→ YOUR GOAL
Reproduce all the records word for word. Omit images.

→ Data excerpts
----------

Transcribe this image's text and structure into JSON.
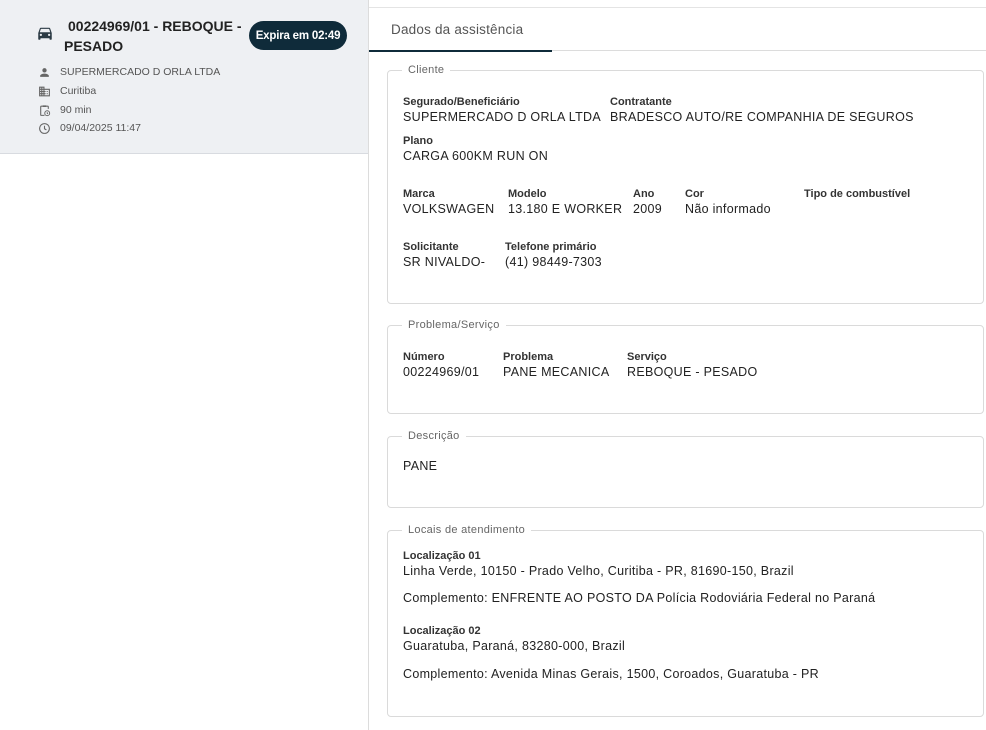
{
  "card": {
    "title_line1": "00224969/01 - REBOQUE -",
    "title_line2": "PESADO",
    "badge": "Expira em 02:49",
    "client": "SUPERMERCADO D ORLA LTDA",
    "city": "Curitiba",
    "duration": "90 min",
    "datetime": "09/04/2025 11:47"
  },
  "tabs": [
    {
      "label": "Dados da assistência",
      "active": true
    }
  ],
  "cliente": {
    "legend": "Cliente",
    "segurado_label": "Segurado/Beneficiário",
    "segurado_value": "SUPERMERCADO D ORLA LTDA",
    "contratante_label": "Contratante",
    "contratante_value": "BRADESCO AUTO/RE COMPANHIA DE SEGUROS",
    "plano_label": "Plano",
    "plano_value": "CARGA 600KM RUN ON",
    "marca_label": "Marca",
    "marca_value": "VOLKSWAGEN",
    "modelo_label": "Modelo",
    "modelo_value": "13.180 E WORKER",
    "ano_label": "Ano",
    "ano_value": "2009",
    "cor_label": "Cor",
    "cor_value": "Não informado",
    "combustivel_label": "Tipo de combustível",
    "combustivel_value": "",
    "solicitante_label": "Solicitante",
    "solicitante_value": "SR NIVALDO-",
    "telefone_label": "Telefone primário",
    "telefone_value": "(41) 98449-7303"
  },
  "problema": {
    "legend": "Problema/Serviço",
    "numero_label": "Número",
    "numero_value": "00224969/01",
    "problema_label": "Problema",
    "problema_value": "PANE MECANICA",
    "servico_label": "Serviço",
    "servico_value": "REBOQUE - PESADO"
  },
  "descricao": {
    "legend": "Descrição",
    "text": "PANE"
  },
  "locais": {
    "legend": "Locais de atendimento",
    "loc1_label": "Localização 01",
    "loc1_value": "Linha Verde, 10150 - Prado Velho, Curitiba - PR, 81690-150, Brazil",
    "loc1_complemento": "Complemento: ENFRENTE AO POSTO DA Polícia Rodoviária Federal no Paraná",
    "loc2_label": "Localização 02",
    "loc2_value": "Guaratuba, Paraná, 83280-000, Brazil",
    "loc2_complemento": "Complemento: Avenida Minas Gerais, 1500, Coroados, Guaratuba - PR"
  },
  "colors": {
    "badge_bg": "#0f2b3a",
    "card_bg": "#eef0f3",
    "tab_indicator": "#0f2b3a"
  }
}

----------

→ OUTPUT FOR THIS TASK
Transcribe this image's text and structure into JSON.
{
  "card": {
    "title_line1": "00224969/01 - REBOQUE -",
    "title_line2": "PESADO",
    "badge": "Expira em 02:49",
    "client": "SUPERMERCADO D ORLA LTDA",
    "city": "Curitiba",
    "duration": "90 min",
    "datetime": "09/04/2025 11:47"
  },
  "tabs": [
    {
      "label": "Dados da assistência",
      "active": true
    }
  ],
  "cliente": {
    "legend": "Cliente",
    "segurado_label": "Segurado/Beneficiário",
    "segurado_value": "SUPERMERCADO D ORLA LTDA",
    "contratante_label": "Contratante",
    "contratante_value": "BRADESCO AUTO/RE COMPANHIA DE SEGUROS",
    "plano_label": "Plano",
    "plano_value": "CARGA 600KM RUN ON",
    "marca_label": "Marca",
    "marca_value": "VOLKSWAGEN",
    "modelo_label": "Modelo",
    "modelo_value": "13.180 E WORKER",
    "ano_label": "Ano",
    "ano_value": "2009",
    "cor_label": "Cor",
    "cor_value": "Não informado",
    "combustivel_label": "Tipo de combustível",
    "combustivel_value": "",
    "solicitante_label": "Solicitante",
    "solicitante_value": "SR NIVALDO-",
    "telefone_label": "Telefone primário",
    "telefone_value": "(41) 98449-7303"
  },
  "problema": {
    "legend": "Problema/Serviço",
    "numero_label": "Número",
    "numero_value": "00224969/01",
    "problema_label": "Problema",
    "problema_value": "PANE MECANICA",
    "servico_label": "Serviço",
    "servico_value": "REBOQUE - PESADO"
  },
  "descricao": {
    "legend": "Descrição",
    "text": "PANE"
  },
  "locais": {
    "legend": "Locais de atendimento",
    "loc1_label": "Localização 01",
    "loc1_value": "Linha Verde, 10150 - Prado Velho, Curitiba - PR, 81690-150, Brazil",
    "loc1_complemento": "Complemento: ENFRENTE AO POSTO DA Polícia Rodoviária Federal no Paraná",
    "loc2_label": "Localização 02",
    "loc2_value": "Guaratuba, Paraná, 83280-000, Brazil",
    "loc2_complemento": "Complemento: Avenida Minas Gerais, 1500, Coroados, Guaratuba - PR"
  },
  "colors": {
    "badge_bg": "#0f2b3a",
    "card_bg": "#eef0f3",
    "tab_indicator": "#0f2b3a"
  }
}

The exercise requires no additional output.